/---

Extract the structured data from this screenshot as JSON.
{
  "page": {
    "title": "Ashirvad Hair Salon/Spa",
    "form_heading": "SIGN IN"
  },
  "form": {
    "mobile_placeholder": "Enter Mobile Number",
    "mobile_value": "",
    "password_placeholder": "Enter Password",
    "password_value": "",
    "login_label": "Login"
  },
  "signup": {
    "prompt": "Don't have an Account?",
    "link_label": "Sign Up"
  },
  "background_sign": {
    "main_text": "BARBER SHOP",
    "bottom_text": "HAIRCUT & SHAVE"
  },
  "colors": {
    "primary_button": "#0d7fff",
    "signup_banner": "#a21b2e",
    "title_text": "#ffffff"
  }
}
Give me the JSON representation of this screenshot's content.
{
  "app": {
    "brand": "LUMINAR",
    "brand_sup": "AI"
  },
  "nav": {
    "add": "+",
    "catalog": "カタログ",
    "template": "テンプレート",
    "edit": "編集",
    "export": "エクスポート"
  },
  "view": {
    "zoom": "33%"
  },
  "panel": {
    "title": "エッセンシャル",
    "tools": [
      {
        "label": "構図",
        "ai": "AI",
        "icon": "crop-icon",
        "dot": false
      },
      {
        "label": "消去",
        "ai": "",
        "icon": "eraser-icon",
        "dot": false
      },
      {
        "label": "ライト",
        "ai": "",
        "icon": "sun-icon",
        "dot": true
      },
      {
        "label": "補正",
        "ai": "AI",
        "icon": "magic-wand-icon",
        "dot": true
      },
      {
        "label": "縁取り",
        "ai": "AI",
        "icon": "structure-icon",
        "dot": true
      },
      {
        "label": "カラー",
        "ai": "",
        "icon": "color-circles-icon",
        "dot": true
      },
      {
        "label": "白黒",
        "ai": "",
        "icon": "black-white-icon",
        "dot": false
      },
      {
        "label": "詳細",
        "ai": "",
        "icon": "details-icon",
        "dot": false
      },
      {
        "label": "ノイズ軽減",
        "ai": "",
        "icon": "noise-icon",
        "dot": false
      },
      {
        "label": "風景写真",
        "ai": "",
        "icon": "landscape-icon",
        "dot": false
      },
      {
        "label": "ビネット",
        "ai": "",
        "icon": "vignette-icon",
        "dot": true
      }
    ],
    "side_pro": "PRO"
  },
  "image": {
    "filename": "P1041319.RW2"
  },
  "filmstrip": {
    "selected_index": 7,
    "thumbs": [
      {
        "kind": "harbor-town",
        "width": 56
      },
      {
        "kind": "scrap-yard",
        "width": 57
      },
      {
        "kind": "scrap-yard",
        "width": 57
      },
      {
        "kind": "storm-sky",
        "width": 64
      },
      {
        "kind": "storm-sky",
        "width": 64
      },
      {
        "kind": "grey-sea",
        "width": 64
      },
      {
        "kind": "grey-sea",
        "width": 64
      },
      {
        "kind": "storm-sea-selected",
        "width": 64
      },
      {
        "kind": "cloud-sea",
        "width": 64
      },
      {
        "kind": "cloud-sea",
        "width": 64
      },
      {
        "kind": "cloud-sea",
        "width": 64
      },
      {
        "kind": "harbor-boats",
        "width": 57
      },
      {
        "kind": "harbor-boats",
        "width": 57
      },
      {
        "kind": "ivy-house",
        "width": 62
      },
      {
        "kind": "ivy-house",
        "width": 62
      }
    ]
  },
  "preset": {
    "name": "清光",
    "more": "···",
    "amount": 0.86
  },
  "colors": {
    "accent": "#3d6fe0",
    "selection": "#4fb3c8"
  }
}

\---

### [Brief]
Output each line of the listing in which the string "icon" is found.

### [Task response]
        "icon": "crop-icon",
        "icon": "eraser-icon",
        "icon": "sun-icon",
        "icon": "magic-wand-icon",
        "icon": "structure-icon",
        "icon": "color-circles-icon",
        "icon": "black-white-icon",
        "icon": "details-icon",
        "icon": "noise-icon",
        "icon": "landscape-icon",
        "icon": "vignette-icon",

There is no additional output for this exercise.